Excerpts from an interface dataset:

▬▬▬▬▬▬▬▬▬▬

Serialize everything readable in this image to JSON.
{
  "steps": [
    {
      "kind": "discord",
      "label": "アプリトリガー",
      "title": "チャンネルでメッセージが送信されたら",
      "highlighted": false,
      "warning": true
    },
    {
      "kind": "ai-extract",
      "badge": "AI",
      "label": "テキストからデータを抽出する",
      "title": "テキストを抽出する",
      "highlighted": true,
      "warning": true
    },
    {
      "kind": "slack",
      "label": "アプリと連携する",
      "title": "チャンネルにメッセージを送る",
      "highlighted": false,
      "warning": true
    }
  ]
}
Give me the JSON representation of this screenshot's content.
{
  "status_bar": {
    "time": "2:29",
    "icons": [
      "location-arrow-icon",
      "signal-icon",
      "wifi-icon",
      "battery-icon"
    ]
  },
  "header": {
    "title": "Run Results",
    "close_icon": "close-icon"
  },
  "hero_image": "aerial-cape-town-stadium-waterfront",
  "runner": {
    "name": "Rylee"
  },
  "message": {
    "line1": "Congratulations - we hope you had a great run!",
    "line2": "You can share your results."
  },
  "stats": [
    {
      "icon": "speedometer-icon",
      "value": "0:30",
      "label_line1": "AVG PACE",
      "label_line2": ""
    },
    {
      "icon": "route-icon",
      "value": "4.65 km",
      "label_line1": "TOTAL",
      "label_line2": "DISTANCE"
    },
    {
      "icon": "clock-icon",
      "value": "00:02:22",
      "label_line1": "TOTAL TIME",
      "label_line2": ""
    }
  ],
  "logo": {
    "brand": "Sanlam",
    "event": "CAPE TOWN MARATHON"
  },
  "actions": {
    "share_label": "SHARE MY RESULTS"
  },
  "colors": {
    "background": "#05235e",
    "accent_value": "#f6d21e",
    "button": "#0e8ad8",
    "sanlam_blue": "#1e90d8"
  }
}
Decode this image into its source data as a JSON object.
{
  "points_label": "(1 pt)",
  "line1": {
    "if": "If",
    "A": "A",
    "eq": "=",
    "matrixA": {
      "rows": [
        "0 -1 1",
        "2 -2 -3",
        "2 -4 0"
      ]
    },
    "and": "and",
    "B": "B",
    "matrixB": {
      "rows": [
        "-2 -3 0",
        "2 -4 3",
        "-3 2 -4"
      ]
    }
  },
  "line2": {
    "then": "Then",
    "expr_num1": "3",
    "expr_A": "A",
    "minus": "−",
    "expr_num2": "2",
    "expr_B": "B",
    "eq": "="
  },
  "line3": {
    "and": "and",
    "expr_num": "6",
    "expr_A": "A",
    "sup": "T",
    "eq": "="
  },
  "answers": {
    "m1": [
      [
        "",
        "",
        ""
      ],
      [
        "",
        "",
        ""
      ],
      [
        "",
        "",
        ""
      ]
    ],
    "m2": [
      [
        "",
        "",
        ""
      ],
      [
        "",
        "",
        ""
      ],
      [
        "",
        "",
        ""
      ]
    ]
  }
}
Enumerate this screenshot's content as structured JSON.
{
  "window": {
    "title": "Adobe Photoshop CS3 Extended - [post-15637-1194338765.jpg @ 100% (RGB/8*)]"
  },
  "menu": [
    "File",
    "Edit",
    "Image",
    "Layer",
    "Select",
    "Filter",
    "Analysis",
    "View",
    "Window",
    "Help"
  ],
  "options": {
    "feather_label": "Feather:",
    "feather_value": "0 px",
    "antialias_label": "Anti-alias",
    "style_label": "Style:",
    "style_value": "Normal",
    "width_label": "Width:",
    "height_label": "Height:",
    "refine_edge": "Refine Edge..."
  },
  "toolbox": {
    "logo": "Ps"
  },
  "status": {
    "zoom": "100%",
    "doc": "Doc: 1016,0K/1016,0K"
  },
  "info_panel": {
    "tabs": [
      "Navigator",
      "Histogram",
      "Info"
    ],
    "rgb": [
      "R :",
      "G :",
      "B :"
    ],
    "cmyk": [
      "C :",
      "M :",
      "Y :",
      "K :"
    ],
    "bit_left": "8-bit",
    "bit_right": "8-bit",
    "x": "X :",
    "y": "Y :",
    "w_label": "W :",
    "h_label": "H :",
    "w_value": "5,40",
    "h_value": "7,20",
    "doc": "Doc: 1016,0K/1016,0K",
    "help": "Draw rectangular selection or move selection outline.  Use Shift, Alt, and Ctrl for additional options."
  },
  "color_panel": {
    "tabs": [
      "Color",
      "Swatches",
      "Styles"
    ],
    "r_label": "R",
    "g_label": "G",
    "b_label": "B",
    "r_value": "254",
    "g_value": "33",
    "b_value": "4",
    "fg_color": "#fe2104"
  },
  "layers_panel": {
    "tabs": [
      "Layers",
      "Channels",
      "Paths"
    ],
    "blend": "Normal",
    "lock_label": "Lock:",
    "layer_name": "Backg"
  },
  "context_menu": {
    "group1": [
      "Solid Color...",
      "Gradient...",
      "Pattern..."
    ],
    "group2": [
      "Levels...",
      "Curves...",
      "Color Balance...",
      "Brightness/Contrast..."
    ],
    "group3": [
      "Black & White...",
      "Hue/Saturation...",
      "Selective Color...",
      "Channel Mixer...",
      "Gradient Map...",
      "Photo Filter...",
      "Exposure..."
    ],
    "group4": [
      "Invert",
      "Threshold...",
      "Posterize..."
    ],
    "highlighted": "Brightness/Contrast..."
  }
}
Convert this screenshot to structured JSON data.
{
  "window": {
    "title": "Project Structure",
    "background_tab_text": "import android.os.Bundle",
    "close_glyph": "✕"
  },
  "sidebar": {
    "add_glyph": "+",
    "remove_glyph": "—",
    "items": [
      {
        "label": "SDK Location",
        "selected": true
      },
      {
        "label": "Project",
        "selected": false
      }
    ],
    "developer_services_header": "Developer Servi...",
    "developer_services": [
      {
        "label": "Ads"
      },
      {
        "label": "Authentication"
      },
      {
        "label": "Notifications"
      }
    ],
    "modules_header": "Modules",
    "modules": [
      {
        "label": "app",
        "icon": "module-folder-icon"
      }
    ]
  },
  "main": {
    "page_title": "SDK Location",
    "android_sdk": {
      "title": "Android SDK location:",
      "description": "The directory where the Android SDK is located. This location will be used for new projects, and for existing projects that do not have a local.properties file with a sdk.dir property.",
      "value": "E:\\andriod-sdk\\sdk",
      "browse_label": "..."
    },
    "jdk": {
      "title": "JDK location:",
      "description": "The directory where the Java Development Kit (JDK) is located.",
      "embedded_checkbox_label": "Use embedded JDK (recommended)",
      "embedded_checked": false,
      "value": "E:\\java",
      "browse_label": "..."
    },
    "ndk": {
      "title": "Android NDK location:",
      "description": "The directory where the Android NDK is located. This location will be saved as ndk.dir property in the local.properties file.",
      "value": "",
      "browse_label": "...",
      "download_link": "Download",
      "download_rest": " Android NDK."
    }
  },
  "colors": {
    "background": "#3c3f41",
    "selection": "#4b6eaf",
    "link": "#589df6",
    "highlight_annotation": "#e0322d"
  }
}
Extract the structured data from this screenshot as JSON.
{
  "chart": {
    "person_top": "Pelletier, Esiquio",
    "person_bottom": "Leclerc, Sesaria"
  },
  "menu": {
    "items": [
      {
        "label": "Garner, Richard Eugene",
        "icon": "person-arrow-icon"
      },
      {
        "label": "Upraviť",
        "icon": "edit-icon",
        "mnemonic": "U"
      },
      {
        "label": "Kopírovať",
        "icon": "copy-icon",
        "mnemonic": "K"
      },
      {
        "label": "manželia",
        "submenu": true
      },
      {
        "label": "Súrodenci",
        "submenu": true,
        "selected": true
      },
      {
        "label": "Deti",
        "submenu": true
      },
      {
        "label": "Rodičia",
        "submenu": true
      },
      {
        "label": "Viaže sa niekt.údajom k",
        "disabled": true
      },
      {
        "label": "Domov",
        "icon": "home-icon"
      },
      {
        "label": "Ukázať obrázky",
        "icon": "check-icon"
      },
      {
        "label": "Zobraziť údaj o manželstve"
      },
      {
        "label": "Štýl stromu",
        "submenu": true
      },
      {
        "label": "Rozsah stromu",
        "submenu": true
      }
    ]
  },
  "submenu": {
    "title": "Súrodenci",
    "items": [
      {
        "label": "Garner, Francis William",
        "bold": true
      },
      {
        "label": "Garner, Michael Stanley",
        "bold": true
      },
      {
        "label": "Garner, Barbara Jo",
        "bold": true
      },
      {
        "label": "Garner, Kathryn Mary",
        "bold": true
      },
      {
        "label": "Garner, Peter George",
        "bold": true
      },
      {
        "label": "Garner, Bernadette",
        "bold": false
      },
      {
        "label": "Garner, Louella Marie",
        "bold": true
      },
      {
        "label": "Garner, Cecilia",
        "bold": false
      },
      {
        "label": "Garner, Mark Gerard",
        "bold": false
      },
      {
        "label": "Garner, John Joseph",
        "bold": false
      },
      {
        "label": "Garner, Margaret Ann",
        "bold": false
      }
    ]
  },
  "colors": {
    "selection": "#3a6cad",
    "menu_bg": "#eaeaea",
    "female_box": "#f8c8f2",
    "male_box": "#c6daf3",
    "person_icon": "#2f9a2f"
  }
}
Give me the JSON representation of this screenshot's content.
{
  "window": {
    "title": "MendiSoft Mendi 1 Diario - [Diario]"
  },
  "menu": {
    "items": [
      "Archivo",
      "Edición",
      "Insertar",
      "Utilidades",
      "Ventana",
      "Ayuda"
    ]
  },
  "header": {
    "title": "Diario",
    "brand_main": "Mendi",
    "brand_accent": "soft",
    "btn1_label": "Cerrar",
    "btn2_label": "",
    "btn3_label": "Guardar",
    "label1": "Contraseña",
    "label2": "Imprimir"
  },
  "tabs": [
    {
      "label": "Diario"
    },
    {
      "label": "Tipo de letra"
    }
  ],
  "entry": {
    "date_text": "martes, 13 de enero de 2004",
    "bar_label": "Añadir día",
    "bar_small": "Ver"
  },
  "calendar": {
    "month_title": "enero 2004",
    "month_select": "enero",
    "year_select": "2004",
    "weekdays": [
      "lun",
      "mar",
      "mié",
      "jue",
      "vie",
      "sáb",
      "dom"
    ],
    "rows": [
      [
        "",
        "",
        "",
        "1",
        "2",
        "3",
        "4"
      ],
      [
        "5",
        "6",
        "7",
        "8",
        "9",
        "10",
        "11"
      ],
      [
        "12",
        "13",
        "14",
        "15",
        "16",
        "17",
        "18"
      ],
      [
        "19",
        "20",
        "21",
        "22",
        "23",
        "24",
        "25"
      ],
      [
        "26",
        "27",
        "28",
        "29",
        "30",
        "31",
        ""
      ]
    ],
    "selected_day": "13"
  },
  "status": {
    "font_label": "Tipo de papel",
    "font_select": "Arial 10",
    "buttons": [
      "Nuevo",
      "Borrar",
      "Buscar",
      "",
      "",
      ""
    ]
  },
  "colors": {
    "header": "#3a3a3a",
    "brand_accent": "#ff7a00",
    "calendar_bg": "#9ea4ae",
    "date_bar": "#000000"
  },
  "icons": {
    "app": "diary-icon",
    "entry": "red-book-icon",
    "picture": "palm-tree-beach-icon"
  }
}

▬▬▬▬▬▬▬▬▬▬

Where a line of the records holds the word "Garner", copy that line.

        "label": "Garner, Richard Eugene",
        "label": "Garner, Francis William",
        "label": "Garner, Michael Stanley",
        "label": "Garner, Barbara Jo",
        "label": "Garner, Kathryn Mary",
        "label": "Garner, Peter George",
        "label": "Garner, Bernadette",
        "label": "Garner, Louella Marie",
        "label": "Garner, Cecilia",
        "label": "Garner, Mark Gerard",
        "label": "Garner, John Joseph",
        "label": "Garner, Margaret Ann",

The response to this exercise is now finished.